- _What is being asked_: Would you write out all of the entries below, exactly as they stand?

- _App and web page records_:
◇ ◇ ◇ ◇

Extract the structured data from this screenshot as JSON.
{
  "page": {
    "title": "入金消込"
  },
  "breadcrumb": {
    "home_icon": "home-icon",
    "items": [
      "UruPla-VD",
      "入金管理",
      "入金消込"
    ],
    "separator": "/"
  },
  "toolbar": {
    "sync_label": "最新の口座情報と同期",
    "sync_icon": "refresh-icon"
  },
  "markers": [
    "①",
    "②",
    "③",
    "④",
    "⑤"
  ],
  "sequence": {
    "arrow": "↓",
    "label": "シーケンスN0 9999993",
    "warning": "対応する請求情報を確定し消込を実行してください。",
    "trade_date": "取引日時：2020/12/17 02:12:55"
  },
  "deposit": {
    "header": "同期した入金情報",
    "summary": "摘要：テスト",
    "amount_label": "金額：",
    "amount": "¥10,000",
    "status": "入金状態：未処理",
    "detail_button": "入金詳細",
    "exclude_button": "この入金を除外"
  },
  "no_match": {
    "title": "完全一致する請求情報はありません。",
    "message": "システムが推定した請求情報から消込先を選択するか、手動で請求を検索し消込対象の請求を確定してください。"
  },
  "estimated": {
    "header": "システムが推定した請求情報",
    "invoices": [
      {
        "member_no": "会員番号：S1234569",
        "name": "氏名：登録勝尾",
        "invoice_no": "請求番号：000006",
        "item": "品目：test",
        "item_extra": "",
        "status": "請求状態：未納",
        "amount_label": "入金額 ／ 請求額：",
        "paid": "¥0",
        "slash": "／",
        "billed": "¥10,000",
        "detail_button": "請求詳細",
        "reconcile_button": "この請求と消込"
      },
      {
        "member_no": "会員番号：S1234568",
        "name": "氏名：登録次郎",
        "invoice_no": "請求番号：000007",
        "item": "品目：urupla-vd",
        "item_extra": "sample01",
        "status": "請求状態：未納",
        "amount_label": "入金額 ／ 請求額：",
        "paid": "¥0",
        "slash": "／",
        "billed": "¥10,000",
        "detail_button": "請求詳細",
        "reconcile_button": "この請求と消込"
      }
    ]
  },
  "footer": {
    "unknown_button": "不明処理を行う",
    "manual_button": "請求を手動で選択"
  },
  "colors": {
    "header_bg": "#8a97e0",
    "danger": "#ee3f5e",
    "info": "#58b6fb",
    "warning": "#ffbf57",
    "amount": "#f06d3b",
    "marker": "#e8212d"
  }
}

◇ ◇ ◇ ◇

- _Answer_:
Extract the structured data from this screenshot as JSON.
{
  "page": {
    "title": "入金消込"
  },
  "breadcrumb": {
    "home_icon": "home-icon",
    "items": [
      "UruPla-VD",
      "入金管理",
      "入金消込"
    ],
    "separator": "/"
  },
  "toolbar": {
    "sync_label": "最新の口座情報と同期",
    "sync_icon": "refresh-icon"
  },
  "markers": [
    "①",
    "②",
    "③",
    "④",
    "⑤"
  ],
  "sequence": {
    "arrow": "↓",
    "label": "シーケンスN0 9999993",
    "warning": "対応する請求情報を確定し消込を実行してください。",
    "trade_date": "取引日時：2020/12/17 02:12:55"
  },
  "deposit": {
    "header": "同期した入金情報",
    "summary": "摘要：テスト",
    "amount_label": "金額：",
    "amount": "¥10,000",
    "status": "入金状態：未処理",
    "detail_button": "入金詳細",
    "exclude_button": "この入金を除外"
  },
  "no_match": {
    "title": "完全一致する請求情報はありません。",
    "message": "システムが推定した請求情報から消込先を選択するか、手動で請求を検索し消込対象の請求を確定してください。"
  },
  "estimated": {
    "header": "システムが推定した請求情報",
    "invoices": [
      {
        "member_no": "会員番号：S1234569",
        "name": "氏名：登録勝尾",
        "invoice_no": "請求番号：000006",
        "item": "品目：test",
        "item_extra": "",
        "status": "請求状態：未納",
        "amount_label": "入金額 ／ 請求額：",
        "paid": "¥0",
        "slash": "／",
        "billed": "¥10,000",
        "detail_button": "請求詳細",
        "reconcile_button": "この請求と消込"
      },
      {
        "member_no": "会員番号：S1234568",
        "name": "氏名：登録次郎",
        "invoice_no": "請求番号：000007",
        "item": "品目：urupla-vd",
        "item_extra": "sample01",
        "status": "請求状態：未納",
        "amount_label": "入金額 ／ 請求額：",
        "paid": "¥0",
        "slash": "／",
        "billed": "¥10,000",
        "detail_button": "請求詳細",
        "reconcile_button": "この請求と消込"
      }
    ]
  },
  "footer": {
    "unknown_button": "不明処理を行う",
    "manual_button": "請求を手動で選択"
  },
  "colors": {
    "header_bg": "#8a97e0",
    "danger": "#ee3f5e",
    "info": "#58b6fb",
    "warning": "#ffbf57",
    "amount": "#f06d3b",
    "marker": "#e8212d"
  }
}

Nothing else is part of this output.